T. S. Eliot, ‘Fourth Caprice in Montparnasse’. An early Eliot poem which was only first published in 1996, this was written by the young Thomas Stearns Eliot (1888-1965) while he was living in Paris between his studies at Harvard. By this stage, the young poet had already drafted his first remarkable poem, ‘The Love Song of J. Alfred Prufrock’ – but this little poem shows how the French capital as well as French culture – including French poetry – influenced the young American.
Charles Bukowski, ‘Paris’. Here’s an antidote to the paeans to Paris we’ve seen elsewhere on this list: a short free-verse poem in which the poet expresses his dislike for Camus, bicycles, and berets … and (building on this list of stereotypes) Paris itself.
James Fenton, ‘In Paris with You’. Paris may be the city of love, but in this poem, the contemporary English poet James Fenton (b. 1949) is ‘on the rebound’ from a previous relationship and in Paris with a new friend (lover?). The poem is gently comical, touching, and celebratory – the perfect note on which to end our selection of great Paris poems.
Discover more classic poetry with these birthday poems, short poems about death, and these classic war poems.
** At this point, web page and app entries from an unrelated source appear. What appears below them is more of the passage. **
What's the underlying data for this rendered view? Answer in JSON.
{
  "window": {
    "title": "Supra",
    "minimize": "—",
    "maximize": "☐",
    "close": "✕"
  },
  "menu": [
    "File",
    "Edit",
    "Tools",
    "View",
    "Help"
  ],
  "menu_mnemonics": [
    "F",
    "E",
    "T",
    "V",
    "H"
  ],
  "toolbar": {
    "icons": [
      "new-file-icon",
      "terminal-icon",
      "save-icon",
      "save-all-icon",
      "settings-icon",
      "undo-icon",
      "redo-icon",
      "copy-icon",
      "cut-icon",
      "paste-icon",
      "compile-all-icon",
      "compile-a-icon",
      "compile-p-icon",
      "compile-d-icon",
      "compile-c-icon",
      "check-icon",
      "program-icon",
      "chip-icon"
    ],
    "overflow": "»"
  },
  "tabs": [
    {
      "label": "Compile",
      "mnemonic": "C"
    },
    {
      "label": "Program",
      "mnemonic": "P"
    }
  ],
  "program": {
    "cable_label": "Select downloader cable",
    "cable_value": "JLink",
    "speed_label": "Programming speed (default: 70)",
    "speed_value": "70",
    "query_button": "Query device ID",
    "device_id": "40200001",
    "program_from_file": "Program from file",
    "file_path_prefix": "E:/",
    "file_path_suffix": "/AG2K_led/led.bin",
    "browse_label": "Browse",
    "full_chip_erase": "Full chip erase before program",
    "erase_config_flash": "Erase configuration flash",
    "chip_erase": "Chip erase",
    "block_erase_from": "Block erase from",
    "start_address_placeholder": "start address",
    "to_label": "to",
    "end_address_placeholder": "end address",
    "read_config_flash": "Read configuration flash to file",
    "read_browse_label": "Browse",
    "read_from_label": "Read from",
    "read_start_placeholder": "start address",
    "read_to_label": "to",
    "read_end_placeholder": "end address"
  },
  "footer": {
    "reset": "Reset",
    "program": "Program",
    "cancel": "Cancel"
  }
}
We also recommend The Oxford Book of English Verse – perhaps the best poetry anthology on the market (we offer our pick of the best poetry anthologies here).
Image: via Wikimedia Commons.